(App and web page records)
================

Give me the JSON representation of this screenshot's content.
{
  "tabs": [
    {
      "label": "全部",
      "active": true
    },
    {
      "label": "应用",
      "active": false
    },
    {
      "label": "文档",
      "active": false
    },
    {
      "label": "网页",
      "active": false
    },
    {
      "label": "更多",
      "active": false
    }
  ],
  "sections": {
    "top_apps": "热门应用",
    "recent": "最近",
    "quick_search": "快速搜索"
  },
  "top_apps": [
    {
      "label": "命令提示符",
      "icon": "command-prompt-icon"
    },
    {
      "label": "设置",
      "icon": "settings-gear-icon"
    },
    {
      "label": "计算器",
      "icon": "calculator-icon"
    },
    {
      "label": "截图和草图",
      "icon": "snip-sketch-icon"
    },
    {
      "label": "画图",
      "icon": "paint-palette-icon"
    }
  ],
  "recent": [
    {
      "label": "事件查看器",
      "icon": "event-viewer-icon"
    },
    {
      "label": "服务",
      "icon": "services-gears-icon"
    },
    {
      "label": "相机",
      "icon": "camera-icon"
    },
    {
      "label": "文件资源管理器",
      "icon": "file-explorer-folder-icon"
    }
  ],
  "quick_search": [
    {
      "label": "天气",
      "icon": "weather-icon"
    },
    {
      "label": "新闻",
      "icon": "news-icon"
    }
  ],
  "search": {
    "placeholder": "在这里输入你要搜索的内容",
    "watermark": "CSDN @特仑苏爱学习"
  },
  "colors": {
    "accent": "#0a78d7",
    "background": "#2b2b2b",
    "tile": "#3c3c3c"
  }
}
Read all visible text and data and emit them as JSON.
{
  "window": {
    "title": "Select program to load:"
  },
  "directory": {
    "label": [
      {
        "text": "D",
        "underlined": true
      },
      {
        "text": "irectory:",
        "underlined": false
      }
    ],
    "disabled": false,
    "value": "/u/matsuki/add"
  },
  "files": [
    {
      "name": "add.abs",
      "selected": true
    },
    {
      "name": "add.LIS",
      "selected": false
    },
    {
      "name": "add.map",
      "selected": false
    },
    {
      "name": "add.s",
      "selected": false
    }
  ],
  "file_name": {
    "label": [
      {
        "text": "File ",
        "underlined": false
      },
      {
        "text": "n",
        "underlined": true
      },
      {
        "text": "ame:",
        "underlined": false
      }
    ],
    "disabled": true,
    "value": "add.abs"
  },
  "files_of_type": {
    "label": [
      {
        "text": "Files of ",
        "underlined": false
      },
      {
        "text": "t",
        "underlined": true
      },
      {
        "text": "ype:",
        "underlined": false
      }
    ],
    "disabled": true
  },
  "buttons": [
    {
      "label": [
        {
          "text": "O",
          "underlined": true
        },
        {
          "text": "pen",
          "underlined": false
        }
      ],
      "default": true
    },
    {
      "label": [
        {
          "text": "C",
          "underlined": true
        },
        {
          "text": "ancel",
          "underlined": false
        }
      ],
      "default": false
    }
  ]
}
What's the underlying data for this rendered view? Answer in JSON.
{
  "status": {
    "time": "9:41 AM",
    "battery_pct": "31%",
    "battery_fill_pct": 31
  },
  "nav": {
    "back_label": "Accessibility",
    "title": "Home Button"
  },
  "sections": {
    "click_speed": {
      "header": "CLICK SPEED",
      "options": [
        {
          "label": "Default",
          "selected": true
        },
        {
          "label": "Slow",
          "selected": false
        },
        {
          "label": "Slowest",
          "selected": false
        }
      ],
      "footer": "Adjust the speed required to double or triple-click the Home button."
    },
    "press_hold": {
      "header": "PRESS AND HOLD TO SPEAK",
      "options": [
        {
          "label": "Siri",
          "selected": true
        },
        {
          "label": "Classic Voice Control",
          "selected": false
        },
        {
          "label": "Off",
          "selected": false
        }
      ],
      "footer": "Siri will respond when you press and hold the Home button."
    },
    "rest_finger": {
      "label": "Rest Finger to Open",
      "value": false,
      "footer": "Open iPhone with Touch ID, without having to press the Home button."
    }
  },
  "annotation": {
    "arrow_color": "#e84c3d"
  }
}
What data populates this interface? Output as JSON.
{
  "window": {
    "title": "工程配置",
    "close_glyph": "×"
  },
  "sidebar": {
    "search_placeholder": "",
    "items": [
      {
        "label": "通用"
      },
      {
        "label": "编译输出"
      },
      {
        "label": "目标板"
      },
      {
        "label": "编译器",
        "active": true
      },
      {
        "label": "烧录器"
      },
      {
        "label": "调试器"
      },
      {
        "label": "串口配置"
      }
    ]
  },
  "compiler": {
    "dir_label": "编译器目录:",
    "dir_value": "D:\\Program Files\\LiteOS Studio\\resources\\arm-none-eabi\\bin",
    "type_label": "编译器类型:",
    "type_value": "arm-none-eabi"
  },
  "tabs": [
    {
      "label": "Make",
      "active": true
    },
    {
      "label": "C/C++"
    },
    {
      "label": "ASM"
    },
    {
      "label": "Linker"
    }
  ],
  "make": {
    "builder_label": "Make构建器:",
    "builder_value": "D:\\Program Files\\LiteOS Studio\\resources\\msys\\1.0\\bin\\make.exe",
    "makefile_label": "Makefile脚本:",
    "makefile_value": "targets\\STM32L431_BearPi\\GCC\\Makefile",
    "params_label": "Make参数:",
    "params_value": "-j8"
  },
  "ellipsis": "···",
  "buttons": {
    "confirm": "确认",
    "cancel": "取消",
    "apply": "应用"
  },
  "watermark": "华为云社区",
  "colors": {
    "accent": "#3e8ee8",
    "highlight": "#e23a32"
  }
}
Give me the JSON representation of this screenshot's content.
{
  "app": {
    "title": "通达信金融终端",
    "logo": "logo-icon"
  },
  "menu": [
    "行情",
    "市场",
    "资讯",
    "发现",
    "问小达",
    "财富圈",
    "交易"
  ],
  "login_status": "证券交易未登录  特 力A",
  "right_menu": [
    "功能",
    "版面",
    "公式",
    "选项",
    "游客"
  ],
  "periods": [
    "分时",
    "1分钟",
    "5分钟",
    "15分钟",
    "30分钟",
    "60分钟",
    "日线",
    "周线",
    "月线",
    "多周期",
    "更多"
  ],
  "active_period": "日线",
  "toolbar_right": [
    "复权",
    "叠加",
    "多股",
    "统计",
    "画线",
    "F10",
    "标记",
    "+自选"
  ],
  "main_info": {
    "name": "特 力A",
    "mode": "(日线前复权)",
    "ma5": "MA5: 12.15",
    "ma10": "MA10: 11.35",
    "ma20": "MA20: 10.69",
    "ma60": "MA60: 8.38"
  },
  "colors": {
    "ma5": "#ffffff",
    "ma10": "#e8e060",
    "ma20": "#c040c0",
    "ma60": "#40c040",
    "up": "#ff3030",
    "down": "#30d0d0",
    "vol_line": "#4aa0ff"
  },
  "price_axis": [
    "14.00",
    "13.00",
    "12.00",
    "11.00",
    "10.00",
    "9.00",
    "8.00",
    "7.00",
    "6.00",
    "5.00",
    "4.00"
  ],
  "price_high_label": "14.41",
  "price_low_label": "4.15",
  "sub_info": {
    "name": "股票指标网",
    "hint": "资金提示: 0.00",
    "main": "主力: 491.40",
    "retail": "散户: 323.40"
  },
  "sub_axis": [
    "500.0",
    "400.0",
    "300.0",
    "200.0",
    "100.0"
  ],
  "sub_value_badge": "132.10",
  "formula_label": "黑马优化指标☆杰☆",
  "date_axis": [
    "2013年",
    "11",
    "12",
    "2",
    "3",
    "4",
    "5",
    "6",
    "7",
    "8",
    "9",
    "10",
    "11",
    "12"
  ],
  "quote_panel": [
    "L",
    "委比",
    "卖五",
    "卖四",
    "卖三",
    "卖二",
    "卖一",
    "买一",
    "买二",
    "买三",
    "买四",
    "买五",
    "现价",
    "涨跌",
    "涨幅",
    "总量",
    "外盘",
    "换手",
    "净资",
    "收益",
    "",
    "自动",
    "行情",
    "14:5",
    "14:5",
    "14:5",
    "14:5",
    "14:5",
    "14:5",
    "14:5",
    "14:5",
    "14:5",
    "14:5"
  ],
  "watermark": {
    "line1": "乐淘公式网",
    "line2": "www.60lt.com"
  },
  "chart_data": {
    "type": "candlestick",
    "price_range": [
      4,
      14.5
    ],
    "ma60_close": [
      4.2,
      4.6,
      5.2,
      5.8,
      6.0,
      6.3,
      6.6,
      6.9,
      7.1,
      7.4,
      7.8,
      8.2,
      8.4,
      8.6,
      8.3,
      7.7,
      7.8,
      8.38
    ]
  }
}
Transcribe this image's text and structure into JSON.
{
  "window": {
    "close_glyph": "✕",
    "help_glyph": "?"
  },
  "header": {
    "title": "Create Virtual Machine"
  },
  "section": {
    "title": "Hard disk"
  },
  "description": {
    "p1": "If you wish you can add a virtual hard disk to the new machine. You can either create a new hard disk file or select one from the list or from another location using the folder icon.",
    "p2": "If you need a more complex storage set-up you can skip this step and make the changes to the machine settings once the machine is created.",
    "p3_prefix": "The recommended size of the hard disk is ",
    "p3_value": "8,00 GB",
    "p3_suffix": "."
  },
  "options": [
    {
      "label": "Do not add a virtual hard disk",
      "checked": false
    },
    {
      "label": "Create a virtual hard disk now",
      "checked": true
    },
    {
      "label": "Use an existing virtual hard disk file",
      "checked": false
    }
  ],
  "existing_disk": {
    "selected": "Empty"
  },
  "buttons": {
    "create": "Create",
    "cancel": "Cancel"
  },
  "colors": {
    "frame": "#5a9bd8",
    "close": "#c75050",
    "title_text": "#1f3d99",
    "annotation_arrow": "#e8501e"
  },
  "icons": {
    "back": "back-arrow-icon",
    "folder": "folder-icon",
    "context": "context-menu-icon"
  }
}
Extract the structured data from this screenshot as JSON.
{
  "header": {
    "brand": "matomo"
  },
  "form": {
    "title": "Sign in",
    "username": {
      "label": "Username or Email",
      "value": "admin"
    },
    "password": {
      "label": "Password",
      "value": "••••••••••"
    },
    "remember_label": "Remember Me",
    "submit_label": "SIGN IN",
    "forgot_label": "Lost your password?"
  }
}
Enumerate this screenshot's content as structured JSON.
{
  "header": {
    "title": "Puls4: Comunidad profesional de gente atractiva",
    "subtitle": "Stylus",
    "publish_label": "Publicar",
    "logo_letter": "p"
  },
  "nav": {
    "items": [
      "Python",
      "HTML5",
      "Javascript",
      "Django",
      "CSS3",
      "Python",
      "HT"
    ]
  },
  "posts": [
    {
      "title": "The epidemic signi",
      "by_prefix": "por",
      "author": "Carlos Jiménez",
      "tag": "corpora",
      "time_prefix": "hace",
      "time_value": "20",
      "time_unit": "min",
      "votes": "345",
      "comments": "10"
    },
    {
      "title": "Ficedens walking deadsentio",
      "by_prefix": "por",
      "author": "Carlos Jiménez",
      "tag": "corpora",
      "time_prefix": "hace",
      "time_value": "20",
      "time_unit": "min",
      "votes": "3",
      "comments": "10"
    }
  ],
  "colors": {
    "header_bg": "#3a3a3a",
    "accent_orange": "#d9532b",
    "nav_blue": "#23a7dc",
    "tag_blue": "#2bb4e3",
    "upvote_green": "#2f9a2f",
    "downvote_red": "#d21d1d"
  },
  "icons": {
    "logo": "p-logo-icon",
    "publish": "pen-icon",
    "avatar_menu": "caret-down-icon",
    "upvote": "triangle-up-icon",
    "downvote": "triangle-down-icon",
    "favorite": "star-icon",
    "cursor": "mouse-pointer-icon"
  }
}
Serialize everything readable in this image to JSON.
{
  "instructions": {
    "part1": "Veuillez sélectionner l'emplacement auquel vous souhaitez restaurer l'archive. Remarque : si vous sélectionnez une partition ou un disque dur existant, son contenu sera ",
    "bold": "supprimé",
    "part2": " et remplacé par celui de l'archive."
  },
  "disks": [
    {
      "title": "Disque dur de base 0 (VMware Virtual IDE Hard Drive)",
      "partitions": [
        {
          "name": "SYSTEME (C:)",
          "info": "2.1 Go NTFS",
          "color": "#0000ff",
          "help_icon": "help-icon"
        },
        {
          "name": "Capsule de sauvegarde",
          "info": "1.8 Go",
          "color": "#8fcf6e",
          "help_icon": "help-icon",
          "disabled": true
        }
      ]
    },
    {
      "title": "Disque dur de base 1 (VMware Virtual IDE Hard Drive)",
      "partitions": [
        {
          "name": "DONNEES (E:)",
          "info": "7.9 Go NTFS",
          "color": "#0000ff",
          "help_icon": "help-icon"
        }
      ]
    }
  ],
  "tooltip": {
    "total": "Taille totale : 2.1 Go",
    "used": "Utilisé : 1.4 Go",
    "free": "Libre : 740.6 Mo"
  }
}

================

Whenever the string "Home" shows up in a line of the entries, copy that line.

    "title": "Home Button"
      "footer": "Adjust the speed required to double or triple-click the Home button."
      "footer": "Siri will respond when you press and hold the Home button."
      "footer": "Open iPhone with Touch ID, without having to press the Home button."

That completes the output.